Highbridge Springs Water, a thriving small business serving limestone-filtered spring water, is proof of the value of creative thinking.
Bill Griffin bought an inactive underground rock quarry nearly 50 years ago with a vision of applying his warehousing experience to turn it into a specialized storage facility. But the engineer he hired to address “humidity” said Griffin first needed to get rid of the water gushing from a hole in the 30-foot ceiling.
Located in Jessamine County near a popular rail span across the Kentucky River, Highbridge Springs Water began business in 1982, and Griffin gave responsibilities to his five daughters. Family members did literally everything initially, including convincing buyers and customers that bottled water was even a product.
However, the Griffins had deep experience in sales and marketing. They handed out their product at 5Ks and 10Ks, air shows, festivals and food shows. It took six years to turn a profit.
Today there are national brands whose volume operations allow them to sell at a lower price, but Highbridge Springs Water competes on quality, taste, convenience and customer service. It rents water coolers that hold its 3- and 5-gallon bottles.
The operation now employs a staff of 35 and bottles 20,000 gallons a day in 12-ounce, 16.9-ounce, 1 gallon and 2.5-gallon recyclable containers. The company delivers to thousands of customers in Kentucky, and grocers in eight states now sell Highbridge Springs.
In August, President Linda Griffin accepted Commerce Lexington’s 2022 Small Business of the Year Award.
The company remains owned by the Griffin family and is one of the oldest women-owned companies in Kentucky.
TLR: What one thing do you wish you had known prior to starting Highbridge Springs?
HS: That the company would be in operation 40 years later; we would have built some things differently. Otherwise, it is good we didn’t know the amount of work and personal time that would be required to get us to the 40-year mark.
TLR: What has been your biggest challenge as a company and how did you overcome it?
HS: The first was convincing customers that we had a viable product worth buying. Many, many buyers laughed at the idea of buying water and thought it would not sell in grocery stores. We gave many introductory offers that helped get the product into the stores or rented coolers but it did not help the bottom line. Ramping up production while maintaining quality and regulatory compliance is always a challenge. The recession that began in 2008 and the recent pandemic may be the biggest challenges. Accounts disappeared overnight, with no idea of when or if they would come back. In the recent pandemic, our top priority was to get our product to remaining customers while keeping everyone safe.
TLR: What advice would you give to others who are thinking of opening a business?

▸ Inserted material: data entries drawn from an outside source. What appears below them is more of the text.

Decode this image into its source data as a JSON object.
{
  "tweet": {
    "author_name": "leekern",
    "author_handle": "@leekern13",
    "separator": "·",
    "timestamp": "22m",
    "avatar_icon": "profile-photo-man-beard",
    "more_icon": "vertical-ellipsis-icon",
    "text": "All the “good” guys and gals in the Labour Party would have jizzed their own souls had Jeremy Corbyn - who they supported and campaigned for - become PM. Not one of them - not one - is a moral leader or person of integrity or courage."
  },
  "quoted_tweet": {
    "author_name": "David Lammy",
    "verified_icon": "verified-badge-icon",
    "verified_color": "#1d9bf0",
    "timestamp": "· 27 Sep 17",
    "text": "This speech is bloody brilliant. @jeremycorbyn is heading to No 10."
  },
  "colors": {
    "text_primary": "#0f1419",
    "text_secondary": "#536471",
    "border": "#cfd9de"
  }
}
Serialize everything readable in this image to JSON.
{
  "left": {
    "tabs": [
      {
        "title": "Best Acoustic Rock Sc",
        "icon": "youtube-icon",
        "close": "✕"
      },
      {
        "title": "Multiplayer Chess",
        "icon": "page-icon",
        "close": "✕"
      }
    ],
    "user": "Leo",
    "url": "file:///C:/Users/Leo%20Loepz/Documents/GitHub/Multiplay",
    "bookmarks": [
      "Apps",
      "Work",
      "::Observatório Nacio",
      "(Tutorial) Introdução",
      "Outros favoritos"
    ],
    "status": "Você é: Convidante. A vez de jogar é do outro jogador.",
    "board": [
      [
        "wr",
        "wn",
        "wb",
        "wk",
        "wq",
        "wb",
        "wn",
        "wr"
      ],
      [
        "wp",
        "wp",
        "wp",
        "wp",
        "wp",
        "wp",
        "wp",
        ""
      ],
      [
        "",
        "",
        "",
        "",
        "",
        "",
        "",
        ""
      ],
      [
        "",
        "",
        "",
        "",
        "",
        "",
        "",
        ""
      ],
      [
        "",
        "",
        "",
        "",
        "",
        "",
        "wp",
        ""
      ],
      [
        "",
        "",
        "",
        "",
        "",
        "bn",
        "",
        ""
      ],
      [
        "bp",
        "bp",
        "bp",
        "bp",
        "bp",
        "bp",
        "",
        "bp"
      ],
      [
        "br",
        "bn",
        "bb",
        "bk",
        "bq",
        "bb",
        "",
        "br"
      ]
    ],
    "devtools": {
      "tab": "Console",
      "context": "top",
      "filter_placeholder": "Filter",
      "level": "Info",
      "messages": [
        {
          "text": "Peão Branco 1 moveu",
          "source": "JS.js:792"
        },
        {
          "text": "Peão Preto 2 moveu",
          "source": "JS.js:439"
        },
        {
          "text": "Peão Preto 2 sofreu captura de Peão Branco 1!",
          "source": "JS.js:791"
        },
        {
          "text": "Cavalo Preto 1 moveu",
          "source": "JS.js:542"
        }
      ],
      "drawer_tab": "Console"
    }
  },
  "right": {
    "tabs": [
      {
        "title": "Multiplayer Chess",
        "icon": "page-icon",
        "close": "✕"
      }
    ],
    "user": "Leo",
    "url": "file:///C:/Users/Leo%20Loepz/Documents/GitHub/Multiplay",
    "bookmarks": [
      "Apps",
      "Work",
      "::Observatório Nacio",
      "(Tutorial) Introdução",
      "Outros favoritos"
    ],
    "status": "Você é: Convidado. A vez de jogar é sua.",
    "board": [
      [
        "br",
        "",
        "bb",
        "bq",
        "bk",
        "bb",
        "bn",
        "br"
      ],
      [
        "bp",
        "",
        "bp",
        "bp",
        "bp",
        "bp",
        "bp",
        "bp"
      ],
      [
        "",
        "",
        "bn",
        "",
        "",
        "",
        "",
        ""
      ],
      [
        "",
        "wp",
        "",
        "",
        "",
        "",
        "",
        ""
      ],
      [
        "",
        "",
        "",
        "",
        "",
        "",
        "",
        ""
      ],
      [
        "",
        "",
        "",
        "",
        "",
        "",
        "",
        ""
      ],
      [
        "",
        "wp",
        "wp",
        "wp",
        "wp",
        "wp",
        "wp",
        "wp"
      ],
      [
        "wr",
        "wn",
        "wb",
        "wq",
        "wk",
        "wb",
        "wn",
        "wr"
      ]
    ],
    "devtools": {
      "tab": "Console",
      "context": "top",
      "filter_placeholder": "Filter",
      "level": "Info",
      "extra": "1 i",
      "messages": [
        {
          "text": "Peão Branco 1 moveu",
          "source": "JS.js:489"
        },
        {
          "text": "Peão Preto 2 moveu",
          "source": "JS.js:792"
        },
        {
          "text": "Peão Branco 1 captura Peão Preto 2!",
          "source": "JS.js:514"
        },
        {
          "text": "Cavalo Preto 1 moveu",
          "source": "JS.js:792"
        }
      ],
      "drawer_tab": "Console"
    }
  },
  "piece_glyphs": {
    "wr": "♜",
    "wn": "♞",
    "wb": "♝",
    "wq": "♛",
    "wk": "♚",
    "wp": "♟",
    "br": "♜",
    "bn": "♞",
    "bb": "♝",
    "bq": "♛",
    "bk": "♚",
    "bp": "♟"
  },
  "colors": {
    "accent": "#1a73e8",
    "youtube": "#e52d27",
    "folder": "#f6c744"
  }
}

HS: Be ready for sacrifice and persistence. For the first few years, family members did everything—production, sales, deliveries, billing, etc. They worked for no pay. Gradually, outside employees came on board but the business didn’t turn a profit until the sixth year of operation. Also, nobody builds a business on their own. Make your customers your friends. Support your community and it will support you back. Finally, have good relationships with a bank you can deal with for the long term.
TLR: Is your company involved in the community?
HS: Highbridge Springs has been an active community supporter since its founding 40 years ago. The company was one of the first participants in what later became the state Department of Agriculture’s Kentucky Proud program for local Kentucky products. Highbridge Springs has supported numerous community and arts organizations in Central Kentucky either as financial sponsors or in-kind contributors, including the Catholic Action Center, the Junior League Horse Show, Bluegrass Tomorrow, golf outings for a variety of causes, the Lexington Humane Society, the Bluegrass State Games, the Troubadour Concert Series, and the Chamber Music Festival of Lexington.
Because our product is a staple of life, the company has helped provide relief for dozens of natural disasters, from Hurricane Hugo in 1989 and the central Kentucky ice storms to the recent tornados in Western Kentucky and floods in Eastern Kentucky. Highbridge staff worked extended hours for two weeks following the devastating floods in Eastern Kentucky, and the company provided thousands of gallons of drinking water to those in need.
TLR: Is there anything else you’d like us to know?
HS: Dealing with a product that is essential to life, Highbridge takes pride in going the extra mile when needed. We have loaded trucks throughout the night, bottled seven days a week for four months during the drought of 1988, and shipped truckloads in times of natural disasters. That is all possible because of the dedicated employees we have been fortunate to have throughout the years and have today. Several have been with us over 20 years and we value and appreciate them all.